* A boycott that does not come within the definition of exclusionary provision in s 4D may still contravene the CCA if the conduct involved is caught by other sections in the Act. It may be cartel conduct (Div 1 Part IV), be anti competitive (contrary to s 45(2)(a)(ii) or (b) (ii)), constitute the practice of exclusive dealing (contrary to s 47), involve a misuse of market power (contrary to s 46) or amount to resale price maintenance (contrary to s 48).
Elements of the prohibition
For a primary boycott to constitute an exclusionary provision, the following requirements in ss 45(2) and 4D must be satisfied: o There must be a contract, arrangement or understanding (or a proposed one) between 2 or more parties containing an exclusionary provision; o At least 2 or more of the parties to the CAU must be competitors; o The provision must have the purpose of preventing, restricting or limiting the supply of 'goods or services' to, or the acquisition of goods or services from, particular persons or classes of persons, either generally or in particular circumstances or on particular conditions by all or any of the parties to the CAU or a related body corporate.
1. Contract, arrangement or understanding
* A boycott will come within the scope of ss 45(2) and 4D only if there is a CAU between the persons alleged to be party to that boycott.
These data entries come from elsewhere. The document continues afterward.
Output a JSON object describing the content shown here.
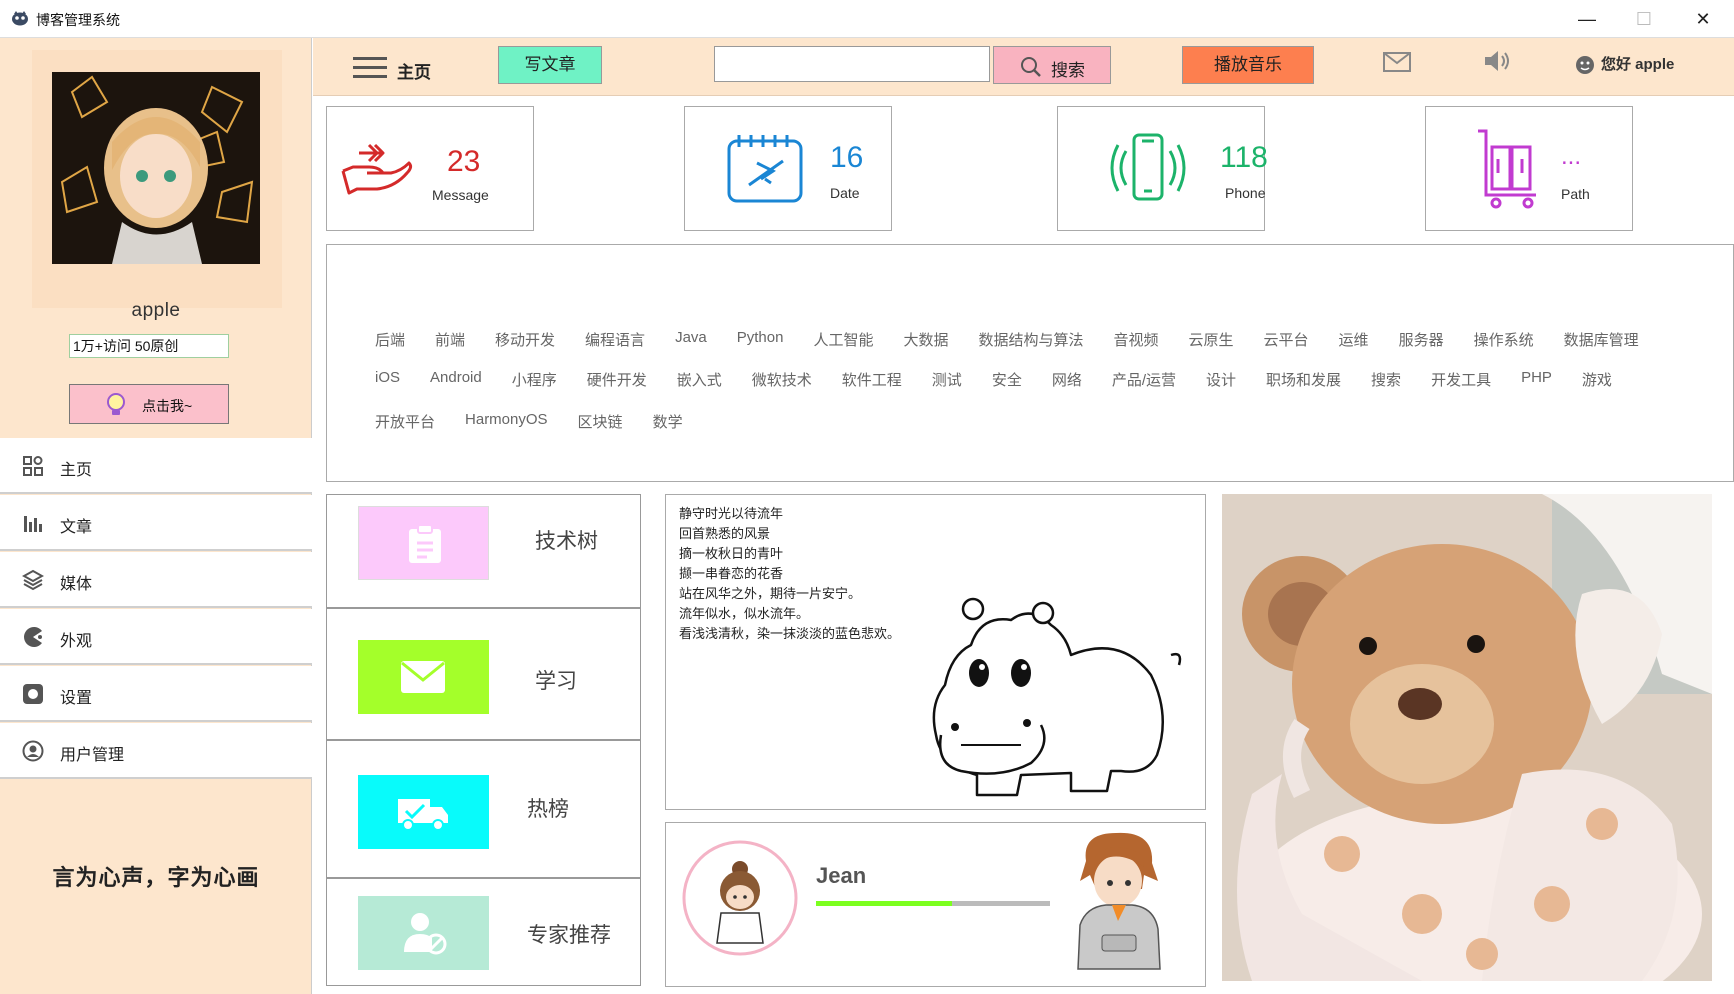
{
  "window": {
    "title": "博客管理系统",
    "controls": [
      "—",
      "☐",
      "✕"
    ]
  },
  "sidebar": {
    "username": "apple",
    "stats": "1万+访问 50原创",
    "click_label": "点击我~",
    "nav": [
      {
        "label": "主页",
        "icon": "grid-icon"
      },
      {
        "label": "文章",
        "icon": "bar-chart-icon"
      },
      {
        "label": "媒体",
        "icon": "layers-icon"
      },
      {
        "label": "外观",
        "icon": "pacman-icon"
      },
      {
        "label": "设置",
        "icon": "gear-icon"
      },
      {
        "label": "用户管理",
        "icon": "user-circle-icon"
      }
    ],
    "motto": "言为心声，字为心画"
  },
  "topbar": {
    "home_label": "主页",
    "write_label": "写文章",
    "search_value": "",
    "search_label": "搜索",
    "music_label": "播放音乐",
    "greeting": "您好 apple"
  },
  "cards": [
    {
      "value": "23",
      "label": "Message",
      "color": "#d42a2a",
      "icon": "hand-icon"
    },
    {
      "value": "16",
      "label": "Date",
      "color": "#1a86d4",
      "icon": "calendar-plane-icon"
    },
    {
      "value": "118",
      "label": "Phone",
      "color": "#1cb36a",
      "icon": "phone-vibrate-icon"
    },
    {
      "value": "...",
      "label": "Path",
      "color": "#c13bd0",
      "icon": "luggage-cart-icon"
    }
  ],
  "tags": {
    "row1": [
      "后端",
      "前端",
      "移动开发",
      "编程语言",
      "Java",
      "Python",
      "人工智能",
      "大数据",
      "数据结构与算法",
      "音视频",
      "云原生",
      "云平台",
      "运维",
      "服务器",
      "操作系统",
      "数据库管理"
    ],
    "row2": [
      "iOS",
      "Android",
      "小程序",
      "硬件开发",
      "嵌入式",
      "微软技术",
      "软件工程",
      "测试",
      "安全",
      "网络",
      "产品/运营",
      "设计",
      "职场和发展",
      "搜索",
      "开发工具",
      "PHP",
      "游戏"
    ],
    "row3": [
      "开放平台",
      "HarmonyOS",
      "区块链",
      "数学"
    ]
  },
  "features": [
    {
      "label": "技术树",
      "color": "#fcc9fb",
      "icon": "clipboard-icon"
    },
    {
      "label": "学习",
      "color": "#a4ff2a",
      "icon": "envelope-icon"
    },
    {
      "label": "热榜",
      "color": "#08fbfb",
      "icon": "truck-check-icon"
    },
    {
      "label": "专家推荐",
      "color": "#b6ead6",
      "icon": "user-block-icon"
    }
  ],
  "poem": [
    "静守时光以待流年",
    "回首熟悉的风景",
    "摘一枚秋日的青叶",
    "撷一串眷恋的花香",
    "站在风华之外，期待一片安宁。",
    "流年似水，似水流年。",
    "看浅浅清秋，染一抹淡淡的蓝色悲欢。"
  ],
  "profile": {
    "name": "Jean",
    "progress": 0.58
  }
}
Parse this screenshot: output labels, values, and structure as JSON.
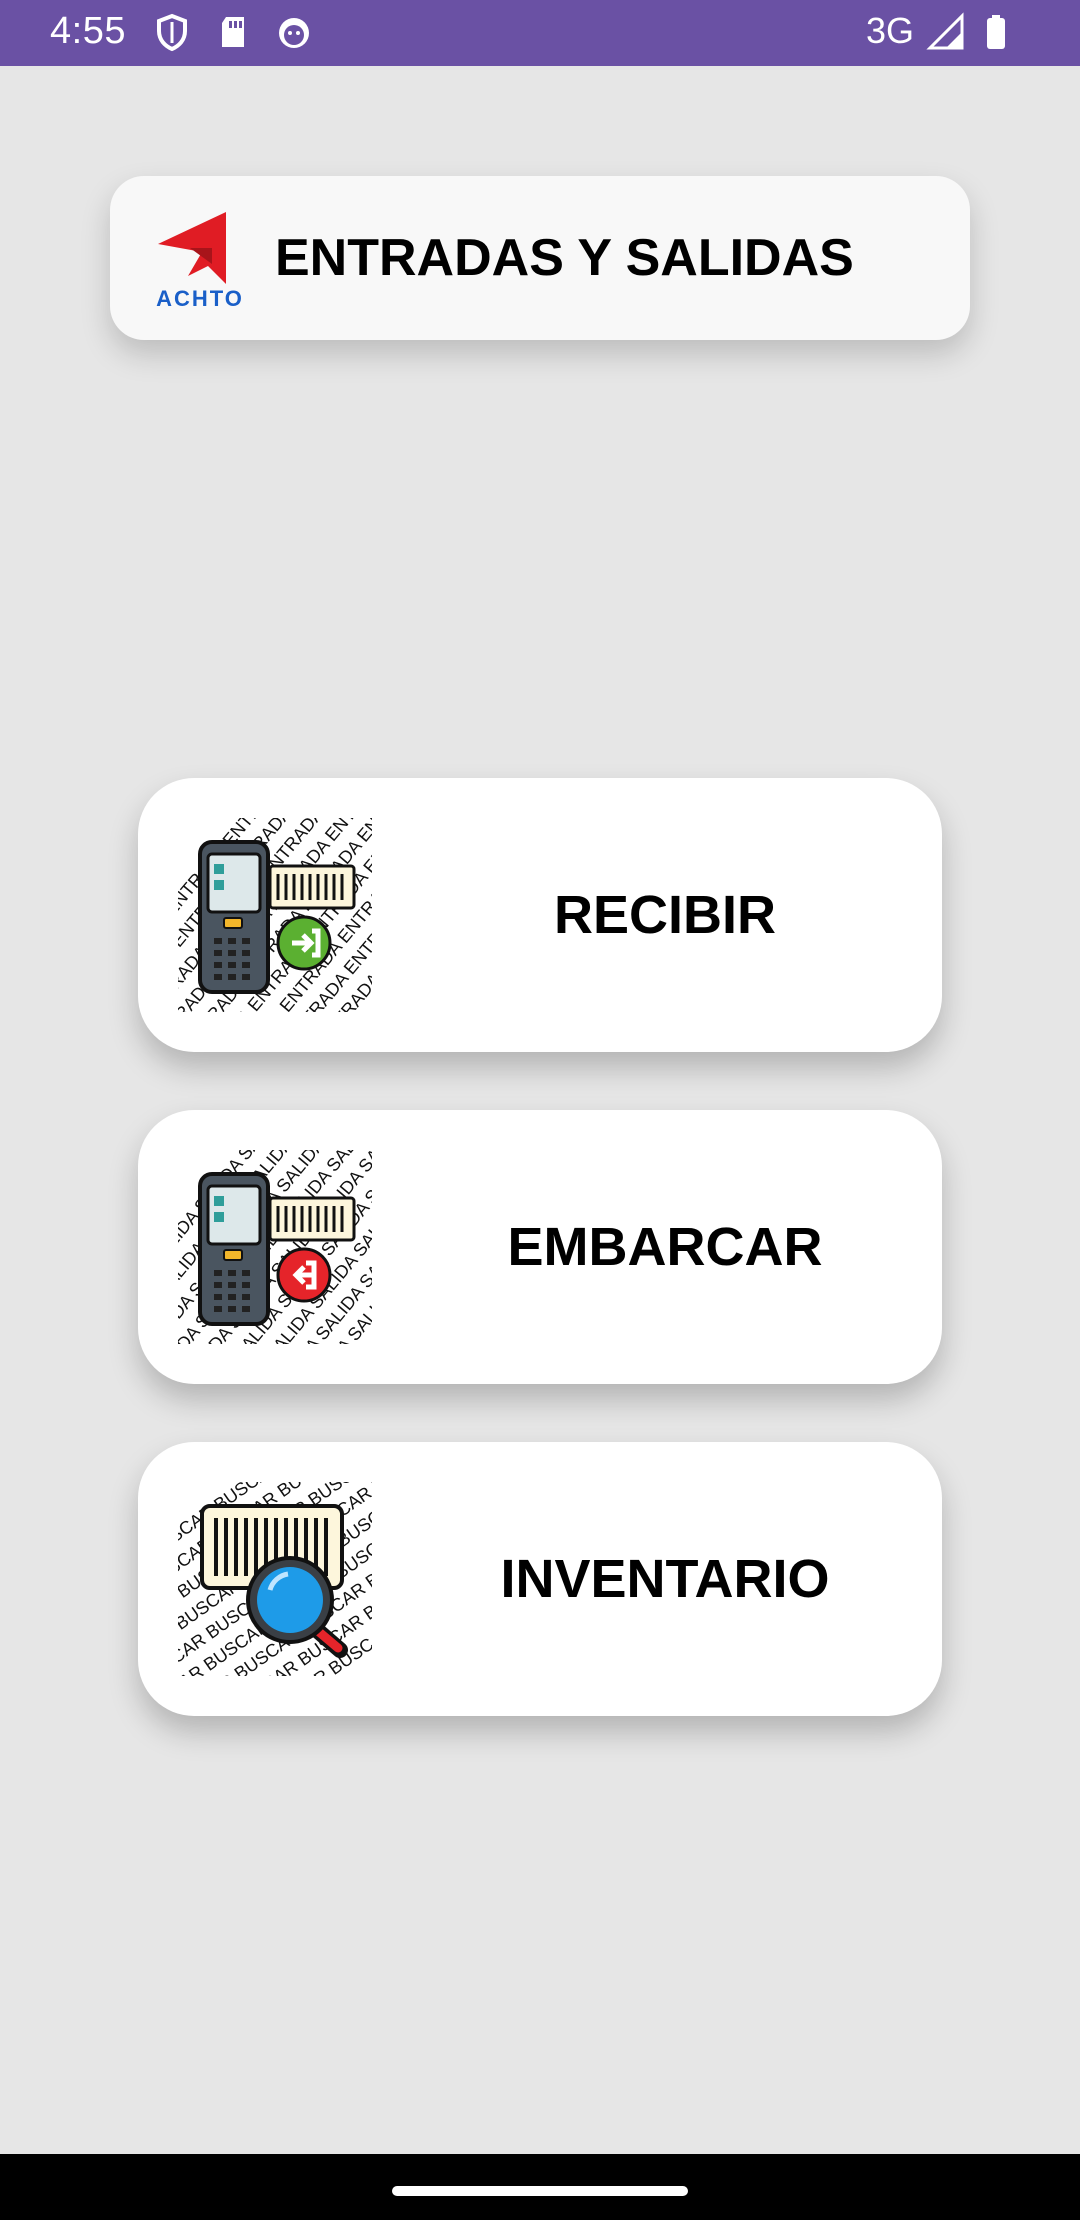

Thus there must be some form of agreement between them not to deal with the target - or no exclusionary provision will exist. Stationers Supply Pty Ltd v The Victorian Authorised Newsagents Association
* There was an 'expectation' when they joined that they would not acquire stationary from the applicant but no agreement to this effect was established. (this is therefore an important requirement). There must be an explicit agreement to be a contract, agreement or understanding between the parties or contained in rules or regulations they have developed for other purposes.
Buy the full version of these notes or essay plans and more in our Competition Law Notes.